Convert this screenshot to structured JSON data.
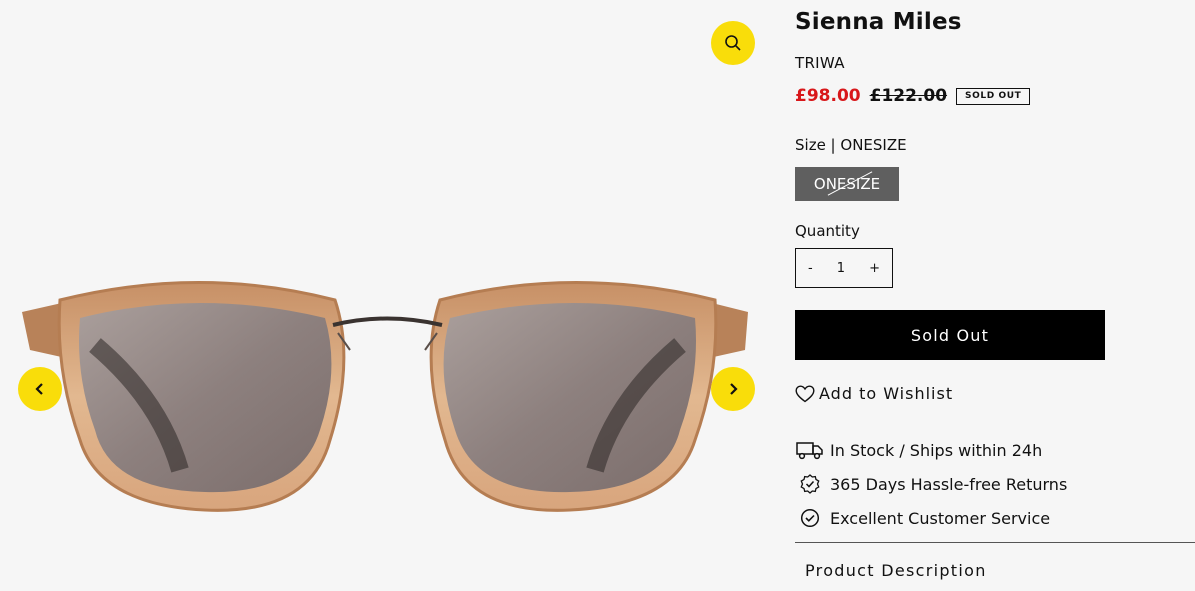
{
  "product": {
    "title": "Sienna Miles",
    "brand": "TRIWA",
    "sale_price": "£98.00",
    "original_price": "£122.00",
    "status_badge": "SOLD OUT"
  },
  "size": {
    "label": "Size | ONESIZE",
    "options": [
      "ONESIZE"
    ]
  },
  "quantity": {
    "label": "Quantity",
    "minus": "-",
    "value": "1",
    "plus": "+"
  },
  "buttons": {
    "sold_out": "Sold Out",
    "wishlist": "Add to Wishlist"
  },
  "features": [
    {
      "icon": "truck-icon",
      "text": "In Stock / Ships within 24h"
    },
    {
      "icon": "badge-check-icon",
      "text": "365 Days Hassle-free Returns"
    },
    {
      "icon": "circle-check-icon",
      "text": "Excellent Customer Service"
    }
  ],
  "accordion": {
    "product_description": "Product Description"
  },
  "gallery": {
    "icons": [
      "magnifier-icon",
      "chevron-left-icon",
      "chevron-right-icon"
    ]
  },
  "colors": {
    "accent": "#f9dd0a",
    "sale": "#d8171a",
    "button": "#000000",
    "size_selected": "#5f5f5f"
  }
}
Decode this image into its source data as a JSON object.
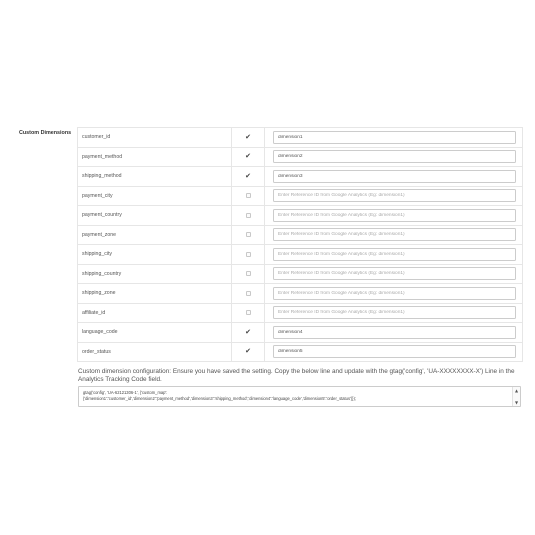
{
  "section_label": "Custom Dimensions",
  "placeholder": "Enter Reference ID from Google Analytics (Eg: dimension1)",
  "rows": [
    {
      "name": "customer_id",
      "checked": true,
      "value": "dimension1"
    },
    {
      "name": "payment_method",
      "checked": true,
      "value": "dimension2"
    },
    {
      "name": "shipping_method",
      "checked": true,
      "value": "dimension3"
    },
    {
      "name": "payment_city",
      "checked": false,
      "value": ""
    },
    {
      "name": "payment_country",
      "checked": false,
      "value": ""
    },
    {
      "name": "payment_zone",
      "checked": false,
      "value": ""
    },
    {
      "name": "shipping_city",
      "checked": false,
      "value": ""
    },
    {
      "name": "shipping_country",
      "checked": false,
      "value": ""
    },
    {
      "name": "shipping_zone",
      "checked": false,
      "value": ""
    },
    {
      "name": "affiliate_id",
      "checked": false,
      "value": ""
    },
    {
      "name": "language_code",
      "checked": true,
      "value": "dimension4"
    },
    {
      "name": "order_status",
      "checked": true,
      "value": "dimension5"
    }
  ],
  "config_note": "Custom dimension configuration: Ensure you have saved the setting. Copy the below line and update with the gtag('config', 'UA-XXXXXXXX-X') Line in the Analytics Tracking Code field.",
  "code_lines": [
    "gtag('config', 'UA-62121306-1', {'custom_map':",
    "{'dimension1':'customer_id','dimension2':'payment_method','dimension3':'shipping_method','dimension4':'language_code','dimension5':'order_status'}});"
  ],
  "icons": {
    "check": "checkmark-icon",
    "scroll_up": "scroll-up-arrow-icon",
    "scroll_down": "scroll-down-arrow-icon"
  }
}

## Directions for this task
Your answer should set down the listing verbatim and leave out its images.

## Output of the exercise
Convert this screenshot to structured JSON data.
{
  "product": {
    "title": "Sienna Miles",
    "brand": "TRIWA",
    "sale_price": "£98.00",
    "original_price": "£122.00",
    "status_badge": "SOLD OUT"
  },
  "size": {
    "label": "Size | ONESIZE",
    "options": [
      "ONESIZE"
    ]
  },
  "quantity": {
    "label": "Quantity",
    "minus": "-",
    "value": "1",
    "plus": "+"
  },
  "buttons": {
    "sold_out": "Sold Out",
    "wishlist": "Add to Wishlist"
  },
  "features": [
    {
      "icon": "truck-icon",
      "text": "In Stock / Ships within 24h"
    },
    {
      "icon": "badge-check-icon",
      "text": "365 Days Hassle-free Returns"
    },
    {
      "icon": "circle-check-icon",
      "text": "Excellent Customer Service"
    }
  ],
  "accordion": {
    "product_description": "Product Description"
  },
  "gallery": {
    "icons": [
      "magnifier-icon",
      "chevron-left-icon",
      "chevron-right-icon"
    ]
  },
  "colors": {
    "accent": "#f9dd0a",
    "sale": "#d8171a",
    "button": "#000000",
    "size_selected": "#5f5f5f"
  }
}
Decode this image into its source data as a JSON object.
{
  "section_label": "Custom Dimensions",
  "placeholder": "Enter Reference ID from Google Analytics (Eg: dimension1)",
  "rows": [
    {
      "name": "customer_id",
      "checked": true,
      "value": "dimension1"
    },
    {
      "name": "payment_method",
      "checked": true,
      "value": "dimension2"
    },
    {
      "name": "shipping_method",
      "checked": true,
      "value": "dimension3"
    },
    {
      "name": "payment_city",
      "checked": false,
      "value": ""
    },
    {
      "name": "payment_country",
      "checked": false,
      "value": ""
    },
    {
      "name": "payment_zone",
      "checked": false,
      "value": ""
    },
    {
      "name": "shipping_city",
      "checked": false,
      "value": ""
    },
    {
      "name": "shipping_country",
      "checked": false,
      "value": ""
    },
    {
      "name": "shipping_zone",
      "checked": false,
      "value": ""
    },
    {
      "name": "affiliate_id",
      "checked": false,
      "value": ""
    },
    {
      "name": "language_code",
      "checked": true,
      "value": "dimension4"
    },
    {
      "name": "order_status",
      "checked": true,
      "value": "dimension5"
    }
  ],
  "config_note": "Custom dimension configuration: Ensure you have saved the setting. Copy the below line and update with the gtag('config', 'UA-XXXXXXXX-X') Line in the Analytics Tracking Code field.",
  "code_lines": [
    "gtag('config', 'UA-62121306-1', {'custom_map':",
    "{'dimension1':'customer_id','dimension2':'payment_method','dimension3':'shipping_method','dimension4':'language_code','dimension5':'order_status'}});"
  ],
  "icons": {
    "check": "checkmark-icon",
    "scroll_up": "scroll-up-arrow-icon",
    "scroll_down": "scroll-down-arrow-icon"
  }
}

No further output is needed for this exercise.